At that time, EPA administrator Andrew WheelerAndrew WheelerOVERNIGHT ENERGY: WH pushed for 'correction' to Weather Service tweet contradicting Trump in 'Sharpiegate' incident, watchdog says | Supreme Court rules that large swath of Oklahoma belongs to Native American tribe EPA proposes tighter emissions standards for industrial boilers after court order Watchdog: EPA hasn't provided 'sufficient justification' for decision not to recover Pruitt travel spending MORE said the agency believes “ that the current standard is protective of public health.”

However, EPA staff said in January that new evidence has been “calling into question” whether the standard for fine particulate matter is adequate. 

“A conclusion that the current primary [fine particulate matter] standards do provide adequate public health protection would place little weight on the broad body of epidemiologic evidence reporting generally positive and statistically significant health effect associations,” they wrote.

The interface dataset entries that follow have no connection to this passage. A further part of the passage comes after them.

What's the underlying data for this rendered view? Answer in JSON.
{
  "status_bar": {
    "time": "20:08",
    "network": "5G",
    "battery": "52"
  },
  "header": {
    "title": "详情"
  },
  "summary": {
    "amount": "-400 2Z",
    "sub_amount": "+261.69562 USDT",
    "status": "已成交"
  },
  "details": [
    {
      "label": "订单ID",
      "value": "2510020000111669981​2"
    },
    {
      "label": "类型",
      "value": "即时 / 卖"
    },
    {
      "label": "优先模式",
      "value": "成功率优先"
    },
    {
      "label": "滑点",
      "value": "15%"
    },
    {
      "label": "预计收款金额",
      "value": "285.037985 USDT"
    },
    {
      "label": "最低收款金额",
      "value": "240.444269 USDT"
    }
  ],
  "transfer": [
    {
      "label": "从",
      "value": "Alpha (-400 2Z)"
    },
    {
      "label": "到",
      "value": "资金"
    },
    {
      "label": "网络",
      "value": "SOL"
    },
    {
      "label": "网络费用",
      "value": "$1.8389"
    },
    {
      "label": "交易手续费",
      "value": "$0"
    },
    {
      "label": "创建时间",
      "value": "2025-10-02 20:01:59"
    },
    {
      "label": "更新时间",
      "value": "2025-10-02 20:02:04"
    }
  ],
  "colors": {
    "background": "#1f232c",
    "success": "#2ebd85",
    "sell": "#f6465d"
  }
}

A separate study has also linked fine particulate matter exposure to a greater risk of dying from COVID-19.